Mercy Muia, 28, lost her mother to breast cancer in 2015. Before being diagnosed with the disease, her mum had noticed that a lump was growing in her right breast.
“At first, she didn’t think it was anything serious. In fact, a clinician at a local health dispensary said the lump resulted from hormonal imbalances and should, therefore, not worry her.”
But a year later, the lump could no longer be ignored as it was causing her so much pain.
“I brought her to Nairobi, where doctors eventually discovered that she had breast cancer. But it was in Stage Four and had spread to other parts of the body.
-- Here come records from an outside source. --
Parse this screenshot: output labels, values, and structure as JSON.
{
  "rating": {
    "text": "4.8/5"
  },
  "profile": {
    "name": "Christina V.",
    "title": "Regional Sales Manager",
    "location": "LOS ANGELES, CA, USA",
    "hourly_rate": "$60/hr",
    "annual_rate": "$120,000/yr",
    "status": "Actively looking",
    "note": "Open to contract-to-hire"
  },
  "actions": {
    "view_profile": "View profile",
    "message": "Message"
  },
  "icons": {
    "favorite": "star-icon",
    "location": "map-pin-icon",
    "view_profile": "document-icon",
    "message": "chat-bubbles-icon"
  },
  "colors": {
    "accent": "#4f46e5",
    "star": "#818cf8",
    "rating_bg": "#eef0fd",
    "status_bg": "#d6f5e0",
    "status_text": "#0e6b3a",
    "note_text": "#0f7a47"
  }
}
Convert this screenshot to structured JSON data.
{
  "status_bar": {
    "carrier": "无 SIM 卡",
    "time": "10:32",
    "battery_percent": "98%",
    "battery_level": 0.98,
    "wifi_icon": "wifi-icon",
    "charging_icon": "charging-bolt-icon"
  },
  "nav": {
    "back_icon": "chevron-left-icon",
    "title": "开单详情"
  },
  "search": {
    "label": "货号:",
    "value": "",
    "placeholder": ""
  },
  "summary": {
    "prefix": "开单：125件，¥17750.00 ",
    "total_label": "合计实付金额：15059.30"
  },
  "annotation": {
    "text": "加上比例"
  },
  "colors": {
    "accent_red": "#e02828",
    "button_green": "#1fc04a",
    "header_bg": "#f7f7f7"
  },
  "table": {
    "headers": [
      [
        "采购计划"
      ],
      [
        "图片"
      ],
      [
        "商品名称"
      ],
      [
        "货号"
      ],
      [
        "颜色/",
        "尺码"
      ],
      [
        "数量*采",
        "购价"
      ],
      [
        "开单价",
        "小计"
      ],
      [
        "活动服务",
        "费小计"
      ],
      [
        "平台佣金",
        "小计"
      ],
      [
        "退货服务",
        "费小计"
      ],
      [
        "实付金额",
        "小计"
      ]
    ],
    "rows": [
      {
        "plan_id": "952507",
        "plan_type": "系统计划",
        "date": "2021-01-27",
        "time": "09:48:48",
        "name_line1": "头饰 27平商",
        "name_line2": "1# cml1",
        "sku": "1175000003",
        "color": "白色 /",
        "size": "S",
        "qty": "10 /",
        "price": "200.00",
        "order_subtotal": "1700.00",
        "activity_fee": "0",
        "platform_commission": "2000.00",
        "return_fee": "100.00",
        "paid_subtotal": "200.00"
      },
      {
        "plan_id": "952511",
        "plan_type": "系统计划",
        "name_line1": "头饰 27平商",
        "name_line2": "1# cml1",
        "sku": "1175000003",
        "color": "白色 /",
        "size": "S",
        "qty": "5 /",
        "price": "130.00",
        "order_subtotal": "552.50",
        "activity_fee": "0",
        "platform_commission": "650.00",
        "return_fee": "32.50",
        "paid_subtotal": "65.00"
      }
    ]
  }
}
So she died six months later,” she says.
Mercy’s mum is among the many women that have succumbed to the disease in Kenya due to delayed diagnosis as a result of care gaps in the country’s healthcare.
David Makumi, the chairman of the Kenya Network of Cancer Organisations (Kenco) notes that continuous training and sensitisation of healthcare workers — in all cadres — on cancer signs or symptoms is important as it greatly contributes to early detection of the disease.
“We emphasise early diagnosis as this boosts treatment outcomes and survival chances of patients.”
According to him, enhanced public awareness on cancer symptoms is also important as it can empower people to make the right health choices.
A recent study in multiple African countries, including Kenya, provides additional insights into barriers that breast cancer patients face.
The findings of the research were presented at this year’s American Society of Clinical Oncology (ASCO) Annual Meeting in Chicago this month.
The study indicated that despite significant strides made in detecting, managing and treating breast cancer, the disease is still one of the most frequently diagnosed cancers in Kenya.
Indeed, statistics from the 2018 GLOBOCAN report by the World Health Organisation’s International Agency for Research on Cancer revealed that the disease is the leading type of cancer diagnosed in Kenya.
Out of the approximately 6,000 (5,985) women diagnosed with breast cancer each year, about half (2,553) will die of it.
Findings from the new study Access to Care and Financial Burden for Patients with Breast Cancer in Ghana, Kenya and Nigeria indicate that a patient’s chance of survival can be impacted by delays in diagnosis and treatment, limitations in access to appropriate and quality cancer care, and financial burdens associated with receiving care.
Medical records used in the study were retrieved from six tertiary hospitals spread across the three countries.
In Kenya, the participating hospitals were Kenyatta National Hospital and Aga Khan University Hospital.
The study found that most patients travel long distances to access breast cancer medical services in Kenya.
It is estimated that the commute to a tertiary cancer centre where such services are offered is up to 398 kilometres.
This causes treatment delays or failures for patients without adequate financial resources to cater for travel expenses and accommodation.
Based on the study, patients treated in Kenyan tertiary facilities are not accessing diagnostic procedures, treatment and therapies at standard of care.
For instance, the use of common screening methods for breast cancer such as a mammogram or breast ultrasound was less than 45 percent in the country.
The research also found that despite a greater proportion of patients in Kenya receiving some financial support from the government or private institutions for their investigations and treatment, some still dug into their pockets to meet cancer care costs.
For example, between 30 to 32 percent of patients studied paid for their diagnostic tests entirely out of pocket.
On treatment, approximately eight to 20 percent relied solely on personal finances.
The government’s National Hospital Insurance Fund (NHIF) has played a significant role in enhancing cancer care in Kenya, however, it does not always meet the full diagnostic or treatment costs for all patients.
Those covered partially are thus forced to fill the financial gap on their own.
“This study is a critical first step to understanding the magnitude of the barriers that Kenyan breast cancer patients face in their fight against this disease, both to improve access to quality cancer treatment and ensure that our patients do not face financial catastrophe while fighting this disease,” said Majid Twahir, lead author of the study and medical director of Aga Khan University Hospital.
He noted that in line with the global momentum toward Universal Healthcare, there is a need for policies that improve standard of care treatment and increase insurance coverage to ultimately improve outcomes and protect breast cancer patients from financial hardship.
“This can be accomplished through stronger private-private and public-private partnerships geared towards improving access of breast cancer care, as no single player can tackle the barriers alone,” said Stephen Maina, the Medical Director of Roche in East Africa that supported the study.
“When we work together we can increase access and affordability of cancer care – and ultimately, improve outcomes for women in Kenya facing breast cancer.”